If you are reading this, the previously scheduled end of the world did not occur. Perhaps the date was wrong — next Saturday night? 1994? October?
Despite millennia of Armageddon forecasts, betting on the end of the world has always been a money-losing wager. Given this oh-fer batting record of 0.000 percent, one wonders why people still regularly make this forecast. Wall Street fund strategists, religious zealots and economists seem strangely drawn to it. Never mind that if it were ever a winning trade, no one would be left for you to collect from. (That is called counterparty risk.)
You humans are a hardy breed. No matter how dire the circumstance, your species has managed to prosper.
You survived the Ice Age, the Dark Ages, the Middle Ages, the Age of Aquarius (as well as Disco and Polyester). Mother Nature has thrown floods, earthquakes, droughts, plagues, pandemics, tornadoes, asteroids, tsunamis, hurricanes, melting glaciers and global warming at you. Not to mention world wars and nuclear proliferation.
Economically, you’ve withstood the Panics of 1819, 1825, 1837, 1847, 1857, 1866, 1873, 1884, 1890, 1893, 1896, 1907, 1929, 1933, 1938, 1973, 1987, 1998, 2000, and 2007-09 — and that is just over the past two centuries. You also saw through the Tulip Bubble, the South Sea Bubble, the Great Depression and the Great Recession, the Nifty-Fifty, the Asian Contagion, the Dot-com Bubble, the subprime fiasco and Bernie Madoff.
What is it going to take to kill this species off — or at least to bankrupt it?
Given this long and storied history of survival, why does anyone pay attention to the dang fools predicting the end of the world?

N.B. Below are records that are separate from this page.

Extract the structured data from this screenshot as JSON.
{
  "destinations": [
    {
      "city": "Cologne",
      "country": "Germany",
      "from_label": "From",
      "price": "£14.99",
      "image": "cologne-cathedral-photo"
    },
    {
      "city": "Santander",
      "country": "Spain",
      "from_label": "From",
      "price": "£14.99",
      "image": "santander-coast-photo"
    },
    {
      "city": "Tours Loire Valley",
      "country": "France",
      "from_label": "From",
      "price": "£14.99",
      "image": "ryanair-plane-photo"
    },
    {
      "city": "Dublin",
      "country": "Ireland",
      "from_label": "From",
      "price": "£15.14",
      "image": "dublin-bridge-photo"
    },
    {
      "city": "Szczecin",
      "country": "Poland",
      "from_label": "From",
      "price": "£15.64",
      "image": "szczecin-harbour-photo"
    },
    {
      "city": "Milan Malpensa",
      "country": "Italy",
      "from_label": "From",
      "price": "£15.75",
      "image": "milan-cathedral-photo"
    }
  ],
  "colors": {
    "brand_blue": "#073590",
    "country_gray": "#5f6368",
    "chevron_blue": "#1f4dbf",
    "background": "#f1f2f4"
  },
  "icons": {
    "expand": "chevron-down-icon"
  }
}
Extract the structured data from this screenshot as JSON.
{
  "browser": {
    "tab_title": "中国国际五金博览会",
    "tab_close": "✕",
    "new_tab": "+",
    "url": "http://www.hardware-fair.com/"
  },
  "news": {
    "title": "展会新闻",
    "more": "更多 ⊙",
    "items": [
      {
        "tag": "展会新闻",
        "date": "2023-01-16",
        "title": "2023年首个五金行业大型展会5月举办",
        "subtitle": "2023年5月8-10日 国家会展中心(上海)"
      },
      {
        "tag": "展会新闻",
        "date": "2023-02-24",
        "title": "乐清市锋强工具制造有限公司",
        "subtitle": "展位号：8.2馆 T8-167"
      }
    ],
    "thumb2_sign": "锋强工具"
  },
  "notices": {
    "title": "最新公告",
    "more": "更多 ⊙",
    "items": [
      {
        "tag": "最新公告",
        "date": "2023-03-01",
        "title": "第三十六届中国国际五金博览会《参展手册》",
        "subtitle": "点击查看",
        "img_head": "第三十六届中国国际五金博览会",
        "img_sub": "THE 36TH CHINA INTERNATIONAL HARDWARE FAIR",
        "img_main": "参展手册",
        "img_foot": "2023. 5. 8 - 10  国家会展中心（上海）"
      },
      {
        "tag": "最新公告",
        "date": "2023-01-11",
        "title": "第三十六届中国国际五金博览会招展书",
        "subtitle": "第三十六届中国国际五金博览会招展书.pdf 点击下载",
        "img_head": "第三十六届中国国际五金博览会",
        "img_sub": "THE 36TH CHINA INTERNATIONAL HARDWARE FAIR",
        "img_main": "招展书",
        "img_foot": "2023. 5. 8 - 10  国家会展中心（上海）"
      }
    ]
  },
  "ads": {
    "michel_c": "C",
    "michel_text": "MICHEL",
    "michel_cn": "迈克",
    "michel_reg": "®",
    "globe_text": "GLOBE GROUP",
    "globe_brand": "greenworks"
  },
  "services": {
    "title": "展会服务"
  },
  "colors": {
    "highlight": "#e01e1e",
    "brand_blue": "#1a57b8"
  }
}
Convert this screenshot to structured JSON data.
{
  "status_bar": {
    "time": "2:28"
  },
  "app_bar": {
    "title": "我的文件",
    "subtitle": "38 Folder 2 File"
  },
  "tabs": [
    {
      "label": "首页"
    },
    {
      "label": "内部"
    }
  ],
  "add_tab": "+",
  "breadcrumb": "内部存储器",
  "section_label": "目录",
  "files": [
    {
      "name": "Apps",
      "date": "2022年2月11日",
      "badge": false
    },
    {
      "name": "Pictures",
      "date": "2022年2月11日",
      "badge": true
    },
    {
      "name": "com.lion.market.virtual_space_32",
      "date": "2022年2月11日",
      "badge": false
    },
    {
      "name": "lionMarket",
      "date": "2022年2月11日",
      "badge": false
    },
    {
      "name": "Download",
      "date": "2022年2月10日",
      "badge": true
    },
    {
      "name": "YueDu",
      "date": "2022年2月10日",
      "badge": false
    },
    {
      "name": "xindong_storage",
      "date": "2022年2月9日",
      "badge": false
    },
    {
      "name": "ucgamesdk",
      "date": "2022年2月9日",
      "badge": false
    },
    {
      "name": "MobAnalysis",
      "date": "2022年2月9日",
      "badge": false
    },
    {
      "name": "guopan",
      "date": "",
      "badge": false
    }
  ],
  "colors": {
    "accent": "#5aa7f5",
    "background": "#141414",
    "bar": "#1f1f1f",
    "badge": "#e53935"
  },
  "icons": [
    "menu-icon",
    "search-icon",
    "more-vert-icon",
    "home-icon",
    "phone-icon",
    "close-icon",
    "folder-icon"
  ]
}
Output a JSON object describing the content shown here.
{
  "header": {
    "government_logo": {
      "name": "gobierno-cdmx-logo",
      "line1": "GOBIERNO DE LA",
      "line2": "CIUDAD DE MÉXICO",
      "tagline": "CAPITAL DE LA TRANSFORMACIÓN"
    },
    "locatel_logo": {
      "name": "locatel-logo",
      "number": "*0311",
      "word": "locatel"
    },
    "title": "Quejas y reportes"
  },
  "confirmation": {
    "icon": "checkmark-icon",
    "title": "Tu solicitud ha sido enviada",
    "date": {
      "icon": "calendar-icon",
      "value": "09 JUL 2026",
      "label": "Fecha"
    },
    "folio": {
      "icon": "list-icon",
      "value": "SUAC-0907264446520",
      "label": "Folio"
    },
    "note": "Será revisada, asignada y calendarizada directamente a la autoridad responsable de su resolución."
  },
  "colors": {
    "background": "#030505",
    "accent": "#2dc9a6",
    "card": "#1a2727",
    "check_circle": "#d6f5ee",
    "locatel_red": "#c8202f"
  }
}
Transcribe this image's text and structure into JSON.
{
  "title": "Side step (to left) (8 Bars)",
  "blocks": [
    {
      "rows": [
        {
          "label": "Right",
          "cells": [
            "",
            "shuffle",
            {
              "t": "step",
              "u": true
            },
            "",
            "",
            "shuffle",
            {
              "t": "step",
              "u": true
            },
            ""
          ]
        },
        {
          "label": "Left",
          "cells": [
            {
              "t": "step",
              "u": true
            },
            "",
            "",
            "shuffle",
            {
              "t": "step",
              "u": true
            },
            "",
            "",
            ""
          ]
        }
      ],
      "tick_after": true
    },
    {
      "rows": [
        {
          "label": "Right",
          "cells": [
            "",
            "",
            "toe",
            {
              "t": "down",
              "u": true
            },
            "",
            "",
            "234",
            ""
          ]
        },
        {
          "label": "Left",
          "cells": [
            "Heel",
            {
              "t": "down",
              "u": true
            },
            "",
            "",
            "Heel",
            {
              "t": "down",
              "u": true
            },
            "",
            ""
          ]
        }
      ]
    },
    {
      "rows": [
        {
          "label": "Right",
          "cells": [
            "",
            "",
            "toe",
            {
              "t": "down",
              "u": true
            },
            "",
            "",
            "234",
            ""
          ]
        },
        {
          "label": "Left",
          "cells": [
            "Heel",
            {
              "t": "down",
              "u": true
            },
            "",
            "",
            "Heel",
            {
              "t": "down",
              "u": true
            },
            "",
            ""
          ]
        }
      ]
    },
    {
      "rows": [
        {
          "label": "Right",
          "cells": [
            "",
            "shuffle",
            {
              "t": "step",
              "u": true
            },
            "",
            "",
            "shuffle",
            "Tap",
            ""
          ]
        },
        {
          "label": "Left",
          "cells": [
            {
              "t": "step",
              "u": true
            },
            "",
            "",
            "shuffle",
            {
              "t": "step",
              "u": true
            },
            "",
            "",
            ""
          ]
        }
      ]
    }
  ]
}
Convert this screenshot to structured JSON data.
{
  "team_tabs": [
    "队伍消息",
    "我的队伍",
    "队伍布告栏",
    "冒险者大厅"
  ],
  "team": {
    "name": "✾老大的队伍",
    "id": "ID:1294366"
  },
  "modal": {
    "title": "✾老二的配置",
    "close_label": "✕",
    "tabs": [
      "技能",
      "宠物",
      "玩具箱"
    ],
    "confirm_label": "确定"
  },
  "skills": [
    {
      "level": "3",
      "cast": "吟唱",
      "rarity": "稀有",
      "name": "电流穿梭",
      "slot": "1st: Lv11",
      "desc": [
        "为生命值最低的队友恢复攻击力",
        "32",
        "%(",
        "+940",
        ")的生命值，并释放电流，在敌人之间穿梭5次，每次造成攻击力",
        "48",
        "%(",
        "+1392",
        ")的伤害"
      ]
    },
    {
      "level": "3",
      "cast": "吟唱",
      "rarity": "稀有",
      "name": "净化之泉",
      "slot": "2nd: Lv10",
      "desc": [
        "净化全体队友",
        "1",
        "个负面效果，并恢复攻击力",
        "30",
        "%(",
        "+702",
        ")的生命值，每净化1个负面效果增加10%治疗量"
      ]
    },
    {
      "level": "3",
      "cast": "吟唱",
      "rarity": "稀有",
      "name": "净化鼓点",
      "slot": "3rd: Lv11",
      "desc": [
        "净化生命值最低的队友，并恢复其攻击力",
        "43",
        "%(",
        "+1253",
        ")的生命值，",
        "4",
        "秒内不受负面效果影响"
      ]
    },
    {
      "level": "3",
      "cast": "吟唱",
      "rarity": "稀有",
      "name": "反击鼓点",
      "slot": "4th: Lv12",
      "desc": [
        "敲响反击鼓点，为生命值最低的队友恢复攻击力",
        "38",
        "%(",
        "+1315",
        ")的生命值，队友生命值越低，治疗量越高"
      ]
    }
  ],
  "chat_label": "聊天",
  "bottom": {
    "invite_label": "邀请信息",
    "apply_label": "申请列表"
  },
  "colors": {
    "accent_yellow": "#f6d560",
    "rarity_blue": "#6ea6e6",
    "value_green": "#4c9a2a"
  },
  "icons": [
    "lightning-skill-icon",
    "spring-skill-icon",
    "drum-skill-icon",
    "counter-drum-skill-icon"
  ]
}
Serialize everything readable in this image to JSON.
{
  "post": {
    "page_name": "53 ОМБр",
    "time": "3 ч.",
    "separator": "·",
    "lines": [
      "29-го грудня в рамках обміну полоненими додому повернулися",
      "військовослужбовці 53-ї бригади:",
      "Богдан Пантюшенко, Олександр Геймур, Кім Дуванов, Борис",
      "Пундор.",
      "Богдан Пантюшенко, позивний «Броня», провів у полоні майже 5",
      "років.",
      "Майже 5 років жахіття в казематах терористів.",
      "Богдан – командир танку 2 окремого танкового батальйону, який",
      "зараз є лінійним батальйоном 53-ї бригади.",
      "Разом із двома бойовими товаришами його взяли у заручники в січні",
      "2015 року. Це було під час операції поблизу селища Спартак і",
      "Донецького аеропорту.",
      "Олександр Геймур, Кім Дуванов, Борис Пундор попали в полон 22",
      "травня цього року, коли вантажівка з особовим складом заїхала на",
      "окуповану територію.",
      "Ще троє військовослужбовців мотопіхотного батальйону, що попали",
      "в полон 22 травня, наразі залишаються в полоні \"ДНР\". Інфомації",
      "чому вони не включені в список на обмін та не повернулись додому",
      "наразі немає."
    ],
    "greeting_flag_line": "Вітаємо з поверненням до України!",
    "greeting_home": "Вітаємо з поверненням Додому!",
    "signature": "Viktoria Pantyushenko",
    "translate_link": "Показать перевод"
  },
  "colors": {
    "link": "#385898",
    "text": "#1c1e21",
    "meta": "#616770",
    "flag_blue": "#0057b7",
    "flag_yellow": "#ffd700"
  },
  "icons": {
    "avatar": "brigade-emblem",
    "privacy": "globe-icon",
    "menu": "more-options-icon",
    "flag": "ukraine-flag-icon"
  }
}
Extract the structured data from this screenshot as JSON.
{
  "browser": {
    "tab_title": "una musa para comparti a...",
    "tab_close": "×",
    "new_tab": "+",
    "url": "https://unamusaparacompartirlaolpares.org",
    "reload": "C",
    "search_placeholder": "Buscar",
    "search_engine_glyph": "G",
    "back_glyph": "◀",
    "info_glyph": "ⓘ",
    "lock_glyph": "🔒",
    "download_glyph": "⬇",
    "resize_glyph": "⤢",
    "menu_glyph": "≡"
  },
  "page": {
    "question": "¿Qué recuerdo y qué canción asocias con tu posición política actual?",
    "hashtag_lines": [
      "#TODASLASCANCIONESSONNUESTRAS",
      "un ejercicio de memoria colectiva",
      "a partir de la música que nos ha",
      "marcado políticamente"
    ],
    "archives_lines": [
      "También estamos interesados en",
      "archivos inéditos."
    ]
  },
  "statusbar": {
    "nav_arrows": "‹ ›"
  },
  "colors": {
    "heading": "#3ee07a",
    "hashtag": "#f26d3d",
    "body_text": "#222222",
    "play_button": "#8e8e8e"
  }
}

It turns out there is a very good explanation: the recency effect — the unfortunate tendency to greatly overemphasize our most recent experiences. Our memories of recent events is more vivid than those of older events and can even trump the here and now.
In other words, we tend to concentrate most on what we can see in the rear-view mirror and not what we are looking at through the windshield.
This has enormous consequences for investors. It helps to explain why you buy so much stock at market tops and sell most heavily at panic bottoms. You are looking at the past few days or weeks, versus the bigger, long-term picture.
How does this manifest itself in the world of investing? Traders have a tendency to describe themselves as bullish after they buy stocks. They also are more likely to describe themselves as bearish after they sell them. What happened recently is used as part of a broader self-rationalization process. And it is how you justify your own actions.
The recency effect also helps explain the rise of the cranks, who have enjoyed undeserved credibility in the aftermath of the recession. These are the people who, after a tremendous collapse, only see doom and gloom.
l Crisis rock stars: The collapse made their reputations, and they are reluctant to go back to a more normal footing.
l Hyper-inflationistas, who are convinced we are returning to the days of the Weimar Republic.
l Gold bugs: The yellow metal may have underperformed equities for four decades, but it is their excuse for missing a 100 percent market gain over two years.
l Conspiracy theorists: From Birthers to Truthers to all manner of blithering idiots, these folks would be totally ignored during normal times.
l Austerians: The people who believe the only way forward is through painful spending cuts.
l Thinly veiled partisans who opportunistically grab the crisis as proof the other guy is unfit to govern.
l Analysts trying to turn one good call into a new business model.
l One-sided Web sites that never see anything positive; their URLs tend to have “Doom” or “Collapse” in their titles.
It is no coincidence that negative predictions increase after major recessions or market collapses. They are predicting what just occurred, not what is likely to happen.
And they are not making their followers money.
Listening to their advice, their readership missed the greatest market rally in four generations. They piled into commodities in time for a major collapse; they got frightened out of municipal bonds that have no credit issue or default threat. They have otherwise missed opportunities and lost capital.
I have never been a perma-bull — not only because it is money-losing to be one-sided but also because throughout most of my career, equities have been somewhat overpriced.
This is not a suggestion to abandon risk management and make blindly optimistic bets. Indeed, market risk is now higher than it has been during any time since the rally began in March 2009.
In our tactical accounts, we are carrying only a 50 percent long position, with 30 percent cash and 20 percent short. That is a rather defensive posture. But it is based on data and expectations that we are overdue for a major correction — and not the end of the world.
Ritholtz is chief executive of FusionIQ, a quantitative research firm. He runs a finance blog, The Big Picture.